What is an outlier?

In article <01I30T325HGO8WXHT8@HUSKY1.STMARYS.CA>,

>What is an outlier?
> I don't know; let's catch a few and see what they are in this case.
>Why should it be identified...
> So that we can find out what it is.
>..and treated any differently from any other observation?
> Maybe it shouldn't, but let's find out what it is before we decide.
>What is the effect on the analysis...?
> That will depend on what the nature of these particular outliers is,
> which we won't know till we've caught them.

-- sounds like a snipe hunt to me...

The problem is that you can't catch an outlier without a model (at least a mild one) for your data. Else how would you know that a point violated that model?

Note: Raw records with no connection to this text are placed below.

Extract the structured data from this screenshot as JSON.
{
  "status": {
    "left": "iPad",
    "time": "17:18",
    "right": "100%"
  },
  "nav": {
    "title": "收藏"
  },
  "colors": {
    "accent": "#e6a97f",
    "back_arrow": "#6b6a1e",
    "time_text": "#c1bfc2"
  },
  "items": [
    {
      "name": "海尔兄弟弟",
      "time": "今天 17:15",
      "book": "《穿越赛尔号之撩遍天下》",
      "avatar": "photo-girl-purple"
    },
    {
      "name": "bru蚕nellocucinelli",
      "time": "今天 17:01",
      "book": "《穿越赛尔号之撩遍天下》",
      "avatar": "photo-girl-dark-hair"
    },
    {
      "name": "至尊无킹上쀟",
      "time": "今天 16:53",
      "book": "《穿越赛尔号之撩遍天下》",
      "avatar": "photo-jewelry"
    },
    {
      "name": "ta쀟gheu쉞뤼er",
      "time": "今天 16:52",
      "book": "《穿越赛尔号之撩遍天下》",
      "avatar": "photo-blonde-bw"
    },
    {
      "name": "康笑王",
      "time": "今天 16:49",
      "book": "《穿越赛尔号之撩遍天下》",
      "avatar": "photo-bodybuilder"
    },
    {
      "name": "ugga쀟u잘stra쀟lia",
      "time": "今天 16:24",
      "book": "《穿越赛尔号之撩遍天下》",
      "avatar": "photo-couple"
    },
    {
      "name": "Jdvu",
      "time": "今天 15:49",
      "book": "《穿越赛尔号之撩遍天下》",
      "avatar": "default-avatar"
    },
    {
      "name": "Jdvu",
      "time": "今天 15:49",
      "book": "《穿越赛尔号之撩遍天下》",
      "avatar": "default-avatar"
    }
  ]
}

In fact, the process of growing understanding and finding and examining outliers must be iterative. This isn't a new thought. Bacon, writing in Novum Organum about 400 years ago said:

"errors of Nature, sports and monsters correct the understanding in regard to ordinary things, and reveal general forms. For whoever knows the ways of Nature will more easily notice her deviations; and, on the other hand, whoever knows her deviations will more accurately describe her ways." [ II 29]
This is my favorite quotation from Novum Organum. Anyone who would analyze data should post it where they can read it frequently.

-- Paul Velleman

Eli Brettler
Last modified: Thu Sep 5 07:10:40 EDT